Cargo theft remains a persistent problem with thieves exercising rather sophisticated intelligence methods to target valuable cargos and their specific whereabouts. It is a global problem.

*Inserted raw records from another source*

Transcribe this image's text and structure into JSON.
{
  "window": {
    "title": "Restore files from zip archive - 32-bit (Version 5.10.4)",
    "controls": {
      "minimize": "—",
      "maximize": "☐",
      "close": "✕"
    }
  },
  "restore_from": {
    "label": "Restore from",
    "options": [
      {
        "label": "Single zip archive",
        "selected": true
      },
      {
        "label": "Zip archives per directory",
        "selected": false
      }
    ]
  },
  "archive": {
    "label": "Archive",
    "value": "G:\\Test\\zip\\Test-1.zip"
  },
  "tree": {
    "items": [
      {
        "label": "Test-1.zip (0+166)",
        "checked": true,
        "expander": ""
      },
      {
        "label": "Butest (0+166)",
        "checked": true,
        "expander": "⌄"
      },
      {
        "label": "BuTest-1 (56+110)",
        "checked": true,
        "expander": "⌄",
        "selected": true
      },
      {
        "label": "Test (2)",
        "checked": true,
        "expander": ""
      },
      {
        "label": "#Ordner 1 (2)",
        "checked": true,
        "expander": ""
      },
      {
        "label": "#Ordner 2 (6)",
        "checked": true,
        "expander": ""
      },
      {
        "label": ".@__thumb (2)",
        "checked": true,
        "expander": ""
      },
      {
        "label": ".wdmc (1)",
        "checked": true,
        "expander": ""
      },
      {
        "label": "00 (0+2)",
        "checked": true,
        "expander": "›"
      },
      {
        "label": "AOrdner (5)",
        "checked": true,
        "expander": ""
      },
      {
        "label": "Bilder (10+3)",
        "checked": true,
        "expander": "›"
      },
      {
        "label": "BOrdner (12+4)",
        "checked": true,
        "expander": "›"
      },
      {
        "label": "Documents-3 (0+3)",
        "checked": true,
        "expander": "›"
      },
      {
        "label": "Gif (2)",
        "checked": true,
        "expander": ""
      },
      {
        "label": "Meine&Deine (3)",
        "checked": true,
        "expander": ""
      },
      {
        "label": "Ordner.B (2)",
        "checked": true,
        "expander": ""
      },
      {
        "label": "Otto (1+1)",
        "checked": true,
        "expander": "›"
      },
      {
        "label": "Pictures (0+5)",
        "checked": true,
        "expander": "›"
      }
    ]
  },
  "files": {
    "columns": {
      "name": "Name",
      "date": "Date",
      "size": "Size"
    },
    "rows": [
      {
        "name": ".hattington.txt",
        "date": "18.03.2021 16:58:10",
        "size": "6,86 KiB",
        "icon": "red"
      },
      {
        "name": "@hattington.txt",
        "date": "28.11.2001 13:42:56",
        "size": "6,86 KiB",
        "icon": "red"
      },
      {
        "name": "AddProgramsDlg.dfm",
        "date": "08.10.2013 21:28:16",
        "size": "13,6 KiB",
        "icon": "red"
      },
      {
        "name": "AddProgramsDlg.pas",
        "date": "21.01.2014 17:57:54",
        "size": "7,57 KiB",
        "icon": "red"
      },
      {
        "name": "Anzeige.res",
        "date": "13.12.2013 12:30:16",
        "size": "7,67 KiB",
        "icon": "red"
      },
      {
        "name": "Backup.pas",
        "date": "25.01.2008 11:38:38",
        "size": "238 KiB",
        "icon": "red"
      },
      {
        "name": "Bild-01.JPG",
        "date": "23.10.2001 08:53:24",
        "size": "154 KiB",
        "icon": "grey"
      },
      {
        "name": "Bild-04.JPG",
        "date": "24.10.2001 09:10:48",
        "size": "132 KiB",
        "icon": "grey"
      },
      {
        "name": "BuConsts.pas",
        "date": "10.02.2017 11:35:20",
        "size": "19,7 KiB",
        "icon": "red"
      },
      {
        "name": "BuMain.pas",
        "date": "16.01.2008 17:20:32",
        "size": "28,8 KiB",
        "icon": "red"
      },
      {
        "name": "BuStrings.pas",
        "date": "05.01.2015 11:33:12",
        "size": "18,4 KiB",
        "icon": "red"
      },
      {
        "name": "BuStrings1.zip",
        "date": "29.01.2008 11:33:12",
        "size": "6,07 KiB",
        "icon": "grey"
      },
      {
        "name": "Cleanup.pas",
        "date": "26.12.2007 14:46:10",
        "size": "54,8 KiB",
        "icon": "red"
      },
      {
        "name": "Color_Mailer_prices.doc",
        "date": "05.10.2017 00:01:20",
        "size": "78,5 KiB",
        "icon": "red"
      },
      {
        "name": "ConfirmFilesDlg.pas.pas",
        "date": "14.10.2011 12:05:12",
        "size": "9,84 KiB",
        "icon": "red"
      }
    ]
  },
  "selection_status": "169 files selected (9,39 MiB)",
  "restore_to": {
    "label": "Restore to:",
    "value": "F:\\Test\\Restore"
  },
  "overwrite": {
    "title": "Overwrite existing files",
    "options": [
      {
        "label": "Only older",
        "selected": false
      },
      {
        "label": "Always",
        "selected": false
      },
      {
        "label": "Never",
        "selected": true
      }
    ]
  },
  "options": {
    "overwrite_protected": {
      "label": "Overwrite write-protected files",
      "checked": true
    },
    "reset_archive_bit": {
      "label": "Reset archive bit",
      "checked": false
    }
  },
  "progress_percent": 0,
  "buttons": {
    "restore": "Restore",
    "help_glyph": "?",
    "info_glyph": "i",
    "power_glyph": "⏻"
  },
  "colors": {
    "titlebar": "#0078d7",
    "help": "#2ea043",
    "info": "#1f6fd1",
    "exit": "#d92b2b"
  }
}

This area also takes on broader dimensions. The Conference Board launched a December 2012 report titled: Safeguarding Intellectual Property and Addressing Corruption in the Global Supply Chain. This report features views from a broad range of Fortune 500 companies. Highlights of this report indicate that two-thirds of executives surveyed cite theft of trade secrets presents extensive risk in emerging markets, while only 36 percent rated their company’s compliance programs as effective in managing these risks. Other concerns are reflected in areas of corruption in the global supply chain. Executives cited the importance of gaining visibility into subcontractors to third parties. In 2012, high visibility incidents included Wal-Mart, which has been responding to allegations of corruption and fraud involving store selections in Mexico. As we publish this commentary, Wal-Mart announced that it will audit all U.S. third-party warehousing and distribution facilities for potential labor abuses. The November 2012 tragic fire at an apparel factory in Bangladesh that resulted in the death of over 100 workers had Wal-Mart in the media spotlight. While the burned out factory was producing Wal-Mart labeled apparel, the global retailer claimed that this factory was unauthorized to produce such goods, and that an existing supplier subcontracted production without authorization. The retailer also stated that it, as well as the industry, needs to do more to monitor and control supply chain conformance.
This concludes Part Six of our 2013 Predictions for Global Supply Chains.
On Monday of next week, we will dive into our final prediction #10, increased adoption of cloud computing provided certain lingering customer concerns are addressed.
As always, readers are encouraged to comment on these predictions as well as add additional thoughts as to what to expect in 2013.
© 2012 The Ferrari Consulting and Research Group LLC and the Supply Chain Matters Blog. All rights reserved.